The first challenge is to make sure that your presentation is worth the time for your participants and that it’s held when they can call in. When I decided both the time and the topic, participation was pretty low. The next time around, I chose the time but did a doodle survey to ask about topics of interest. I suggested a few to choose from, plus added a line for write-ins. For this week, I used a topic which was written in by several members last time (project management), and sent out another doodle survey to determine the best time. Surely enough, participation is on the rise. I want my communication with VISTA members to be both meaningful and convenient and, as with everything else, it turns out that the easiest way to see what they want is to just ask.
Asking what they want, however, provided a challenge in itself. In all honesty, I’m not terribly familiar with project management. I understood it as a concept, but certainly had no capability to speak about it intelligently for any length of time. It’s what my members want to know though, so I did the research that they don’t necessarily have time to do. One of our regional coordinators Laura had mentioned in a previous support team meeting that www.mindtools.com is a great resource for brainstorming ideas, and I found that it also have a project management section jam-packed with short articles, examples, worksheets and charts. Thank goodness! I used this and other resources to give myself a crash course, create a power point presentation, and generally get an idea of what I was talking about. Then it was just time to present.
Participating in webinars, I’ve often enjoyed the faceless nature of them- if it’s a big group of people and the information is straight forward, it’s nice to efficiently breeze through and maybe ask a question at the very end. As a presenter, though, it’s hard to get used to! I certainly welcome everyone to interrupt me at any given time, but for the most part people are on mute and (hopefully) listening. Unlike in a room full of people, I don’t’ get any eye contact and can’t tell whether people are taking notes, looking bored, or flat out napping at their desks. It’s a bit like talking into a void. Now that I have the content down, that’s my next step in this new realm of presenting. How can I engage listeners in future presentations, so I’m not just talking at them for thirty or forty minutes.

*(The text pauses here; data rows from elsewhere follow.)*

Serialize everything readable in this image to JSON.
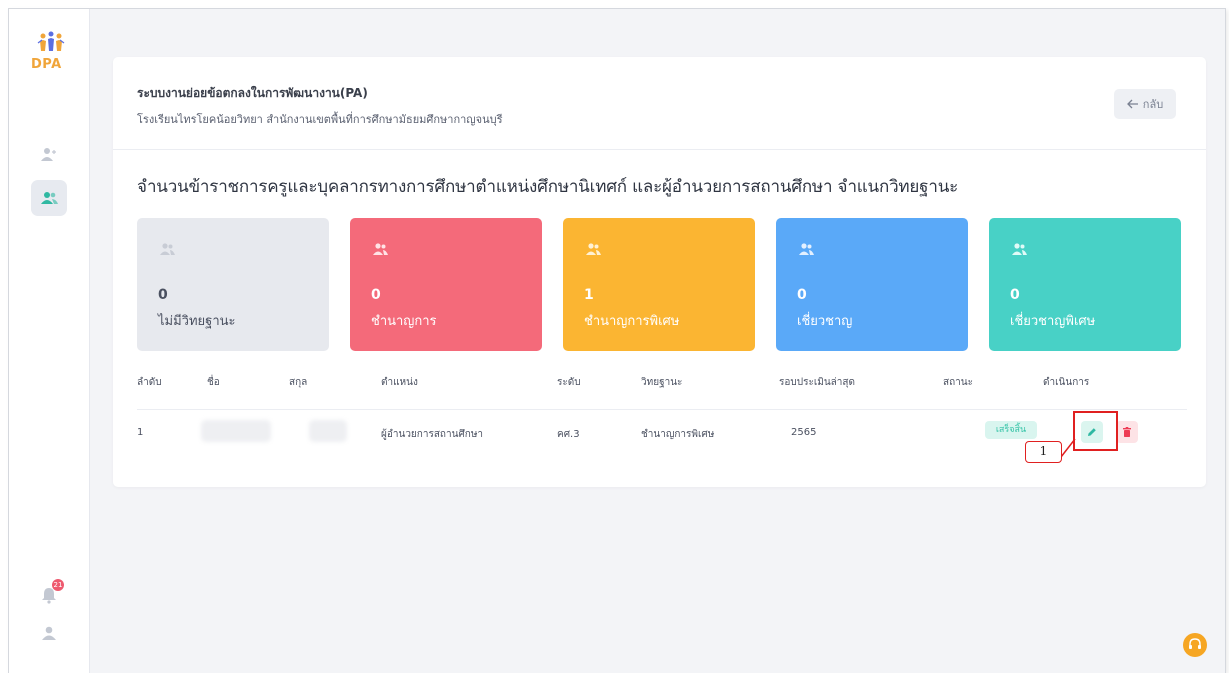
{
  "sidebar": {
    "logo_text": "DPA",
    "items": [
      {
        "name": "add-user",
        "icon": "user-plus-icon"
      },
      {
        "name": "users",
        "icon": "users-icon",
        "active": true
      }
    ],
    "notifications_count": "21"
  },
  "header": {
    "system_title": "ระบบงานย่อยข้อตกลงในการพัฒนางาน(PA)",
    "school": "โรงเรียนไทรโยคน้อยวิทยา สำนักงานเขตพื้นที่การศึกษามัธยมศึกษากาญจนบุรี",
    "back_label": "กลับ"
  },
  "main": {
    "title": "จำนวนข้าราชการครูและบุคลากรทางการศึกษาตำแหน่งศึกษานิเทศก์ และผู้อำนวยการสถานศึกษา จำแนกวิทยฐานะ",
    "stats": [
      {
        "count": "0",
        "label": "ไม่มีวิทยฐานะ",
        "color": "#e7e9ee"
      },
      {
        "count": "0",
        "label": "ชำนาญการ",
        "color": "#f46a7a"
      },
      {
        "count": "1",
        "label": "ชำนาญการพิเศษ",
        "color": "#fbb532"
      },
      {
        "count": "0",
        "label": "เชี่ยวชาญ",
        "color": "#5aa9f8"
      },
      {
        "count": "0",
        "label": "เชี่ยวชาญพิเศษ",
        "color": "#48d1c6"
      }
    ]
  },
  "table": {
    "headers": [
      "ลำดับ",
      "ชื่อ",
      "สกุล",
      "ตำแหน่ง",
      "ระดับ",
      "วิทยฐานะ",
      "รอบประเมินล่าสุด",
      "สถานะ",
      "ดำเนินการ"
    ],
    "rows": [
      {
        "index": "1",
        "position": "ผู้อำนวยการสถานศึกษา",
        "level": "คศ.3",
        "academic_standing": "ชำนาญการพิเศษ",
        "latest_round": "2565",
        "status": "เสร็จสิ้น"
      }
    ]
  },
  "annotation": {
    "callout_label": "1"
  },
  "colors": {
    "accent_green": "#33c3a6",
    "danger": "#e02020",
    "help": "#f6a623"
  }
}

I think there must be a way to do a short solo exercise and ask for a quick report back, or even to just ask for examples or to pointedly ask questions to my audience. As always, I’m open to suggestions if you have any tips!